The Selkie: Figuring, an Essay
- with Iain Biggs


This paper is a transcript of a hybrid between performance and presentation. It takes an
heterodox, polyvocal approach to both research and dissemination through a fusion of art
practice and academic discourse, where voices from the audience hold as implicit a role as
those of the formal speaker and performing artist.


Our central concern is an exploration of the Selkie, found principally in Scottish folklore but
present elsewhere around the British coast, and in Ireland. This creature is an integral part of
traditional seafaring culture, able to adapt to both water and land. The aim of this work is to
attend to this transformation by reconfiguring various contemporary implications of William
Blake’s notion of ‘two-fold vision’ (Keynes, 1956.), a vision that is understood as a prophylactic
against ‘single vision and Newton’s sleep’ which we equate with the eco-philosopher Val
Plumwood’s (2002) notion of ‘ratiogenic monsters’.


The resulting multi-stranded ‘figuring’ juxtaposes poetry, images and exposition to invite its
audience and readers to re-imagine notions of identity as these might relate to the emerging
Pluriverse. Signification extends from words into image and out again, creating links in
perception.
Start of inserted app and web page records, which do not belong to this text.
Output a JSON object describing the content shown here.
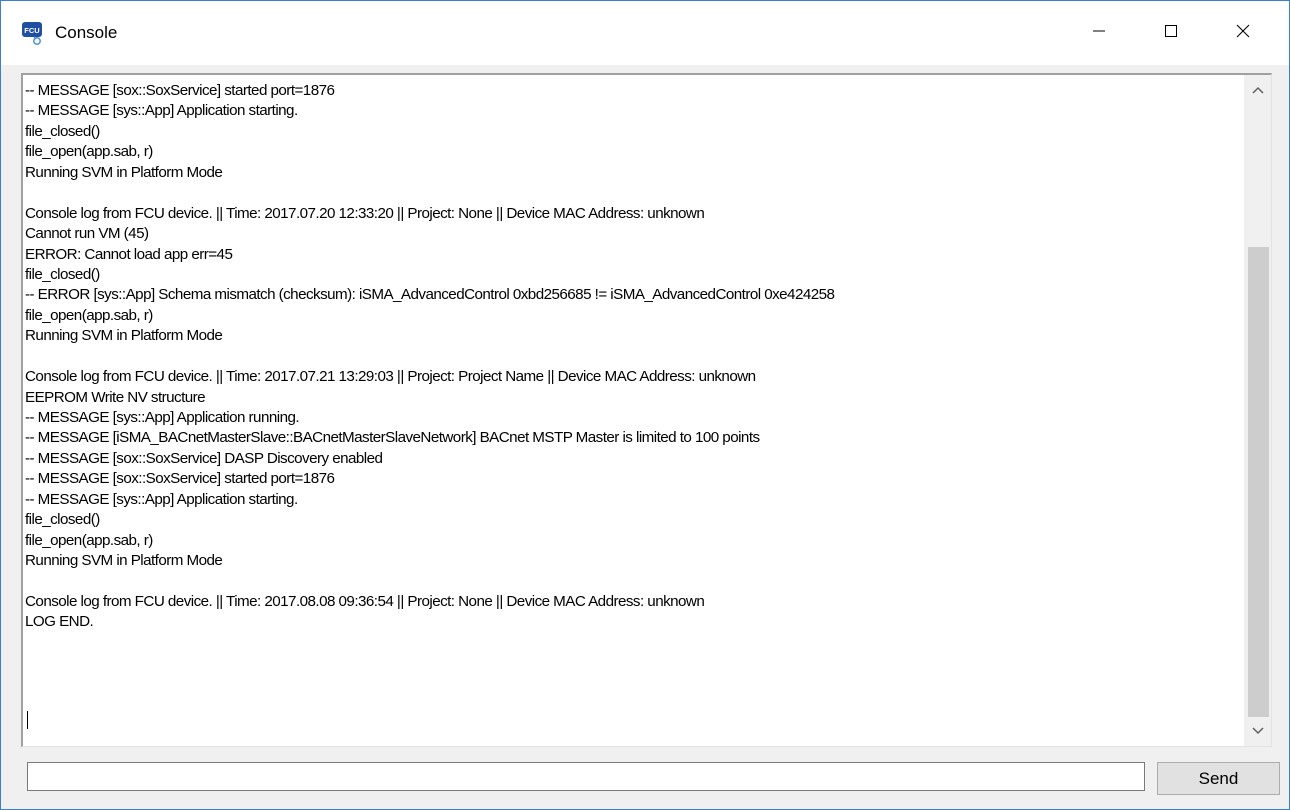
{
  "window": {
    "title": "Console",
    "icon_text": "FCU",
    "controls": {
      "minimize": "minimize-icon",
      "maximize": "maximize-icon",
      "close": "close-icon"
    }
  },
  "console": {
    "lines": [
      "-- MESSAGE [sox::SoxService] started port=1876",
      "-- MESSAGE [sys::App] Application starting.",
      "file_closed()",
      "file_open(app.sab, r)",
      "Running SVM in Platform Mode",
      "",
      "Console log from FCU device. || Time: 2017.07.20 12:33:20 || Project: None || Device MAC Address: unknown",
      "Cannot run VM (45)",
      "ERROR: Cannot load app err=45",
      "file_closed()",
      "-- ERROR [sys::App] Schema mismatch (checksum): iSMA_AdvancedControl 0xbd256685 != iSMA_AdvancedControl 0xe424258",
      "file_open(app.sab, r)",
      "Running SVM in Platform Mode",
      "",
      "Console log from FCU device. || Time: 2017.07.21 13:29:03 || Project: Project Name || Device MAC Address: unknown",
      "EEPROM Write NV structure",
      "-- MESSAGE [sys::App] Application running.",
      "-- MESSAGE [iSMA_BACnetMasterSlave::BACnetMasterSlaveNetwork] BACnet MSTP Master is limited to 100 points",
      "-- MESSAGE [sox::SoxService] DASP Discovery enabled",
      "-- MESSAGE [sox::SoxService] started port=1876",
      "-- MESSAGE [sys::App] Application starting.",
      "file_closed()",
      "file_open(app.sab, r)",
      "Running SVM in Platform Mode",
      "",
      "Console log from FCU device. || Time: 2017.08.08 09:36:54 || Project: None || Device MAC Address: unknown",
      "LOG END."
    ]
  },
  "input": {
    "value": "",
    "placeholder": ""
  },
  "send_button": {
    "label": "Send"
  },
  "colors": {
    "window_border": "#3b7fd1",
    "background": "#f0f0f0",
    "icon_blue": "#1f4ea3"
  }
}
The prose, is by one author (Iain Biggs), the poetry and art by the other (Erin
Kavanagh). The thinking is permeated through, within and by all three mediums to extend
beyond the confines of conventional disciplinary rhetoric (Borgdorff, 2012) in
correspondence with (Ingold, 2014: 9) the mythic ontology of a Selkie's being, for "unknown
reality works like a stereoscope" (Paz, 19190: 147) and thus no single thread can ever be
representative of such tacit dis-articulation.
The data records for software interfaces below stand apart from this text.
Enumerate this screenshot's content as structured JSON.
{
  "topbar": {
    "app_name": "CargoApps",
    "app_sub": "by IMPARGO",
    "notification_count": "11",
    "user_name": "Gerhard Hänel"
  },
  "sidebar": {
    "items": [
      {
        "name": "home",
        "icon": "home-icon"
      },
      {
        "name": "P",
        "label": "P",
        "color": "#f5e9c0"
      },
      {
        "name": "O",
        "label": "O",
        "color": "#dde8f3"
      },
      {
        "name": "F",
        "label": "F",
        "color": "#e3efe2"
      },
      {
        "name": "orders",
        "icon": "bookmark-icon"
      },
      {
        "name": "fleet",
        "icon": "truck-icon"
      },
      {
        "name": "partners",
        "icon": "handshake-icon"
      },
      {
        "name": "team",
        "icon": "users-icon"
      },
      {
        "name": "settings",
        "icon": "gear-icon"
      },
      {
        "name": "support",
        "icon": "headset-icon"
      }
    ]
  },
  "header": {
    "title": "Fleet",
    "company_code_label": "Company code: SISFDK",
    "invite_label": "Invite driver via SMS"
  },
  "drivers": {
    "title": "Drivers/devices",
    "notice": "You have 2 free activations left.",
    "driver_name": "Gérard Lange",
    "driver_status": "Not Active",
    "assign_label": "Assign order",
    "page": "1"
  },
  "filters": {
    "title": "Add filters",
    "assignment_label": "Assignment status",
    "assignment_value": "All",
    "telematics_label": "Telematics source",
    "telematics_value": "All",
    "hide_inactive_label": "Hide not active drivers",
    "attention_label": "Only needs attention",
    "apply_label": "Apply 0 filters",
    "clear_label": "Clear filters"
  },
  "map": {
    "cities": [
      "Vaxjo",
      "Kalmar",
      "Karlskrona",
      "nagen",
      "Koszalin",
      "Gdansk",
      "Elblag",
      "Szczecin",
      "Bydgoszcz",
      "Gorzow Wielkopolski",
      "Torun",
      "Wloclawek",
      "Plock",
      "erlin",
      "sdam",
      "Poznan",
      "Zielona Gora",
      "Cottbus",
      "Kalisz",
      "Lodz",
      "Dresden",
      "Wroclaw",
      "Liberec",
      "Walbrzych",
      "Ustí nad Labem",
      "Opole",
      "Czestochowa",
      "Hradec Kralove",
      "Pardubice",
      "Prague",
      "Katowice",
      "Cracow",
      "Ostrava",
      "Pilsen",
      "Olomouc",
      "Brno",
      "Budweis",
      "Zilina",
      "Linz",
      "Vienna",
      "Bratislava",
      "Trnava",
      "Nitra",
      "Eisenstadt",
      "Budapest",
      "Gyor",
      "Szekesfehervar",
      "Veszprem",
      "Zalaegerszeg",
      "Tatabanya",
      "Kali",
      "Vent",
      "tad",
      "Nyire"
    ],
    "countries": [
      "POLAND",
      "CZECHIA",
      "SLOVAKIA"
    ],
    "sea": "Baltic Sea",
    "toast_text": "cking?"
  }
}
Taking as one methodological starting-point, the example of Blake’s combination of poetic
text and drawn image (Songs of Innocence and of Experience, etc.), together with
Plumwood’s call for a convergence between philosophy and the arts, we tension a range of
heterogeneous sources focused by the theme of water – understood in Ivan Illich’s sense as:
“always dual" (1986:5), "the fluid that drenches the inner and outer spaces of the
imagination”(ibid, 24).

seal's black head.jpeg